### REQUIREMENT
Where a line in the records below includes "title", pull that line out.

::::::::::

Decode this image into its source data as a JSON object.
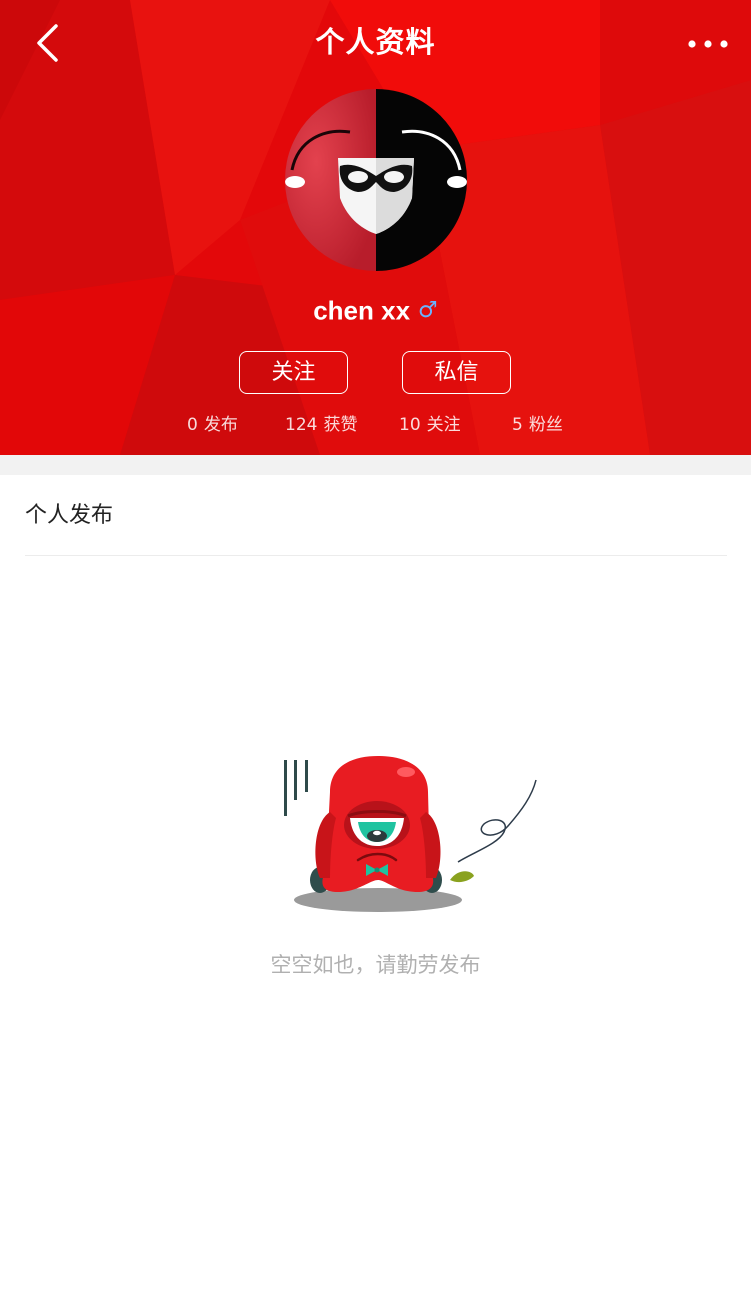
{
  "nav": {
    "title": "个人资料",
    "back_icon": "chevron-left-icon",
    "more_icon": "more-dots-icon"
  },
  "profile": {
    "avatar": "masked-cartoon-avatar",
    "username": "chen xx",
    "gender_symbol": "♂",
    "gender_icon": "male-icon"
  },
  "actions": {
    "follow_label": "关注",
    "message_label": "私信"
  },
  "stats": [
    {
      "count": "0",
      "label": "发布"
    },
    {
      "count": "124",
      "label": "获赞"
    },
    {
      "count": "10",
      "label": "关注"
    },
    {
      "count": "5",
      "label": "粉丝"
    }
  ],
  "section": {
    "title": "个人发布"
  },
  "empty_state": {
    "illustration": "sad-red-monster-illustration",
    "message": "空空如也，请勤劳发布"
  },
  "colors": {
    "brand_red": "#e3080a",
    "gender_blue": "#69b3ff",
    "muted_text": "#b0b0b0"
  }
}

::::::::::

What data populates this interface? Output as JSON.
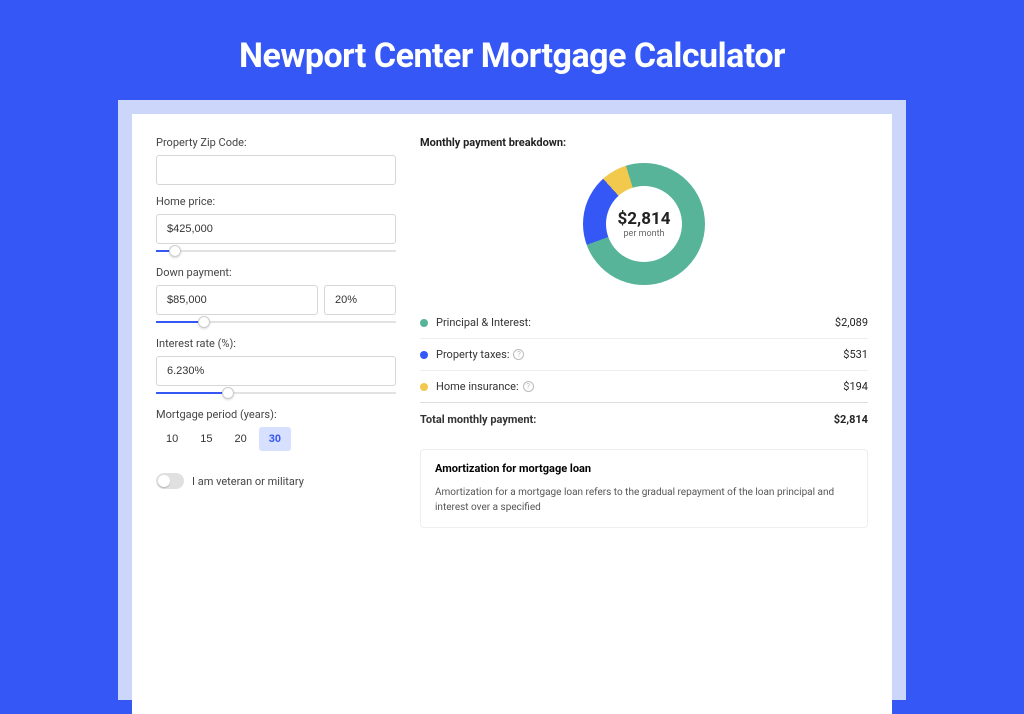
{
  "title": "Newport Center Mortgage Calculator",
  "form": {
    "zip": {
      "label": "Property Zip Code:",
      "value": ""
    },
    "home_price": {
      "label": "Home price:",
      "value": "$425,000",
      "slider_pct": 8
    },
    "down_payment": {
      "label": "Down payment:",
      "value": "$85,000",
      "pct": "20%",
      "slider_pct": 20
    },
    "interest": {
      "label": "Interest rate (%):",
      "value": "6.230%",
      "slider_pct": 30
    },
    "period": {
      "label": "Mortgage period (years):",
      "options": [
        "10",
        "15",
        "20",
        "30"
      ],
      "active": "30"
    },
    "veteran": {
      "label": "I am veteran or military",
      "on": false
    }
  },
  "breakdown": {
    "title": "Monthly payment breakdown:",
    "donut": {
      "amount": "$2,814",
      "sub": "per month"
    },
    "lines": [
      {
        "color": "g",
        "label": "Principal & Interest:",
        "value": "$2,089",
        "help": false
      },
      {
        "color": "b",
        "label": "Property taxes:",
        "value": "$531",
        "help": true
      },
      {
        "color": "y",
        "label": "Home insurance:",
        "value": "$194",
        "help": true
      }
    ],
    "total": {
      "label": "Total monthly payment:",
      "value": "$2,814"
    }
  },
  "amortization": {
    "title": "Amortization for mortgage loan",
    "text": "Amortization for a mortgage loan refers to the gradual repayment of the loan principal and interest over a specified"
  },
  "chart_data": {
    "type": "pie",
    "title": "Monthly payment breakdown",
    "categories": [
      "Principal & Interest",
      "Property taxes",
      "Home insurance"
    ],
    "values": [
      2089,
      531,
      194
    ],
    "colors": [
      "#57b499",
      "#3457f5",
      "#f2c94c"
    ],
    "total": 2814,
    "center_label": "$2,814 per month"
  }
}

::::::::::

### OUTPUT OF THE EXERCISE
    "title": "个人资料",
    "title": "个人发布"
  "title": "Newport Center Mortgage Calculator",
    "title": "Monthly payment breakdown:",
    "title": "Amortization for mortgage loan",
    "title": "Monthly payment breakdown",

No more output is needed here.